*** TASK DATA ***
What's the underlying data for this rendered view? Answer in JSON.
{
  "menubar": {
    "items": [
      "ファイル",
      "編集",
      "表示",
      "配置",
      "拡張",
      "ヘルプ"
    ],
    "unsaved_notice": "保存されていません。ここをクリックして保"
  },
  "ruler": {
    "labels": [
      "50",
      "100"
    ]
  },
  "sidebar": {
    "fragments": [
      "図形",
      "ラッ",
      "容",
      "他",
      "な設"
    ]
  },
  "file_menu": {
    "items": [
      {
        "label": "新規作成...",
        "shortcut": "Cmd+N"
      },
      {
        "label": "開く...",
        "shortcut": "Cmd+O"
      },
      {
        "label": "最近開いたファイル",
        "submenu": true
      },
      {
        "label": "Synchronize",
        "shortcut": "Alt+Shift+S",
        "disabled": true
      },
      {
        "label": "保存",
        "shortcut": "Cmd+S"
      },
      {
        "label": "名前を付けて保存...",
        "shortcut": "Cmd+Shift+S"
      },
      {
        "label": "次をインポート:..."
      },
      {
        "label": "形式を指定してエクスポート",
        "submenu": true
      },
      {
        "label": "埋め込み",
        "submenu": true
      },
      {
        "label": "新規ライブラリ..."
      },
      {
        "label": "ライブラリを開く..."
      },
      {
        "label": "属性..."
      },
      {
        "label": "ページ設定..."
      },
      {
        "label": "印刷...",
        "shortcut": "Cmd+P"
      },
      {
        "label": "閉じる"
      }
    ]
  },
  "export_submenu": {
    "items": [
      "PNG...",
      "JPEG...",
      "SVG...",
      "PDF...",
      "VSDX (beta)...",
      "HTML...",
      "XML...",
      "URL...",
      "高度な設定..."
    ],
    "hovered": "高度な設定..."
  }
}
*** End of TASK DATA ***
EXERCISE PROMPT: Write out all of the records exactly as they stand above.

TASK ANSWER:
What's the underlying data for this rendered view? Answer in JSON.
{
  "menubar": {
    "items": [
      "ファイル",
      "編集",
      "表示",
      "配置",
      "拡張",
      "ヘルプ"
    ],
    "unsaved_notice": "保存されていません。ここをクリックして保"
  },
  "ruler": {
    "labels": [
      "50",
      "100"
    ]
  },
  "sidebar": {
    "fragments": [
      "図形",
      "ラッ",
      "容",
      "他",
      "な設"
    ]
  },
  "file_menu": {
    "items": [
      {
        "label": "新規作成...",
        "shortcut": "Cmd+N"
      },
      {
        "label": "開く...",
        "shortcut": "Cmd+O"
      },
      {
        "label": "最近開いたファイル",
        "submenu": true
      },
      {
        "label": "Synchronize",
        "shortcut": "Alt+Shift+S",
        "disabled": true
      },
      {
        "label": "保存",
        "shortcut": "Cmd+S"
      },
      {
        "label": "名前を付けて保存...",
        "shortcut": "Cmd+Shift+S"
      },
      {
        "label": "次をインポート:..."
      },
      {
        "label": "形式を指定してエクスポート",
        "submenu": true
      },
      {
        "label": "埋め込み",
        "submenu": true
      },
      {
        "label": "新規ライブラリ..."
      },
      {
        "label": "ライブラリを開く..."
      },
      {
        "label": "属性..."
      },
      {
        "label": "ページ設定..."
      },
      {
        "label": "印刷...",
        "shortcut": "Cmd+P"
      },
      {
        "label": "閉じる"
      }
    ]
  },
  "export_submenu": {
    "items": [
      "PNG...",
      "JPEG...",
      "SVG...",
      "PDF...",
      "VSDX (beta)...",
      "HTML...",
      "XML...",
      "URL...",
      "高度な設定..."
    ],
    "hovered": "高度な設定..."
  }
}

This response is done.